Nobel Prize winner Professor Peter Higgs has joined the likes of Charles Darwin and Albert Einstein after winning the world’s oldest scientific prize.
Prof Higgs, who lives in Edinburgh, has been given the Royal Society’s Copley Medal for his work on the theory of the Higgs boson.
Peter Higgs joins the ranks of the world’s greatest ever scientistsSir Paul Nurse
He was recognised for the “fundamental contribution” he made to particle physics with his theory explaining the origin of mass in elementary particles.
The Copley Medal, which celebrates outstanding achievements in scientific research, was first awarded by the Royal Society in 1731 – 170 years before the first Nobel Prize.
More recent winners of the medal are theoretical physicist Stephen Hawking, DNA fingerprinting pioneer Alec Jeffreys and Andre Geim, for his discovery of graphene.
Modern physics suggests that matter consists of a set of particles that act as building block. Between these particles lie forces that are mediated by another set of particles, and a fundamental property of the majority of particles is that they have a mass.
Prof Higgs has a plaque honouring his work in Roxburgh Street, where he devised his theory on the nature of mass more than 50 years ago.
He was a researcher at Edinburgh University in 1964 when he predicted a sub-atomic particle, now known as the Higgs boson, which enables other particles to acquire mass.
In 1964, he proposed a theory about the existence of a particle that explains why other particles have a mass. At the same time – yet separately – Francois Englert and Robert Brout proposed the same theory.
Prof Higgs’ groundbreaking work was confirmed by experiments at the European Organisation for Nuclear Research in Switzerland, at the Large Hadron Collider, in 2012. The successful experiments led to the Nobel Prize in Physics being awarded jointly to him and Mr Englert the next year.
The Copley Medal is among a string of awards, medals and prize lectures that were announced by the Royal Society yesterday.
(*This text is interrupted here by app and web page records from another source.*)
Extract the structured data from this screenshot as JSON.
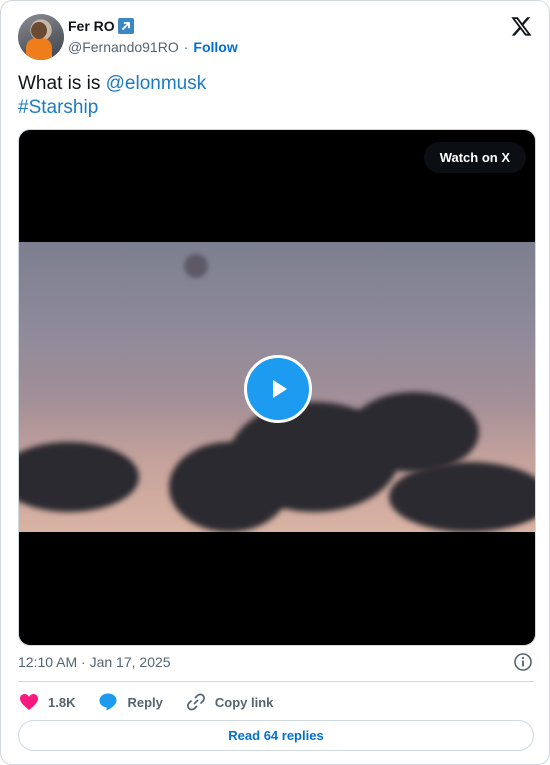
{
  "author": {
    "name": "Fer RO",
    "badge_icon": "arrow-up-right-icon",
    "handle": "@Fernando91RO",
    "separator": "·",
    "follow_label": "Follow"
  },
  "tweet": {
    "text_prefix": "What is is ",
    "mention": "@elonmusk",
    "hashtag": "#Starship"
  },
  "media": {
    "watch_label": "Watch on X",
    "play_icon": "play-icon"
  },
  "meta": {
    "timestamp": "12:10 AM · Jan 17, 2025",
    "info_icon": "info-icon"
  },
  "actions": {
    "like_count": "1.8K",
    "reply_label": "Reply",
    "copy_label": "Copy link"
  },
  "read_replies_label": "Read 64 replies",
  "colors": {
    "link": "#1d7bc6",
    "follow": "#006fd6",
    "like": "#f91880",
    "reply": "#1d9bf0",
    "play": "#1d9bf0"
  }
}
Scientists receive the awards in recognition of their achievements in a wide variety of fields of research.
Prof Higgs said: “It is an honour to be the recipient this year of the Copley Medal, the Royal Society’s premier award.”
Sir Paul Nurse, president of the Royal Society, said: “Peter Higgs is a most deserving winner of the Copley Medal. I congratulate him.
“His work, alongside that of Francois Englert, has helped shape our fundamental understanding of the world around us. The search for the Higgs boson completely ignited the public’s imagination, hopefully inspiring the next generation of scientists.
“The Copley Medal is the highest honour the Royal Society can give a scientist and Peter Higgs joins the ranks of the world’s greatest ever scientists.”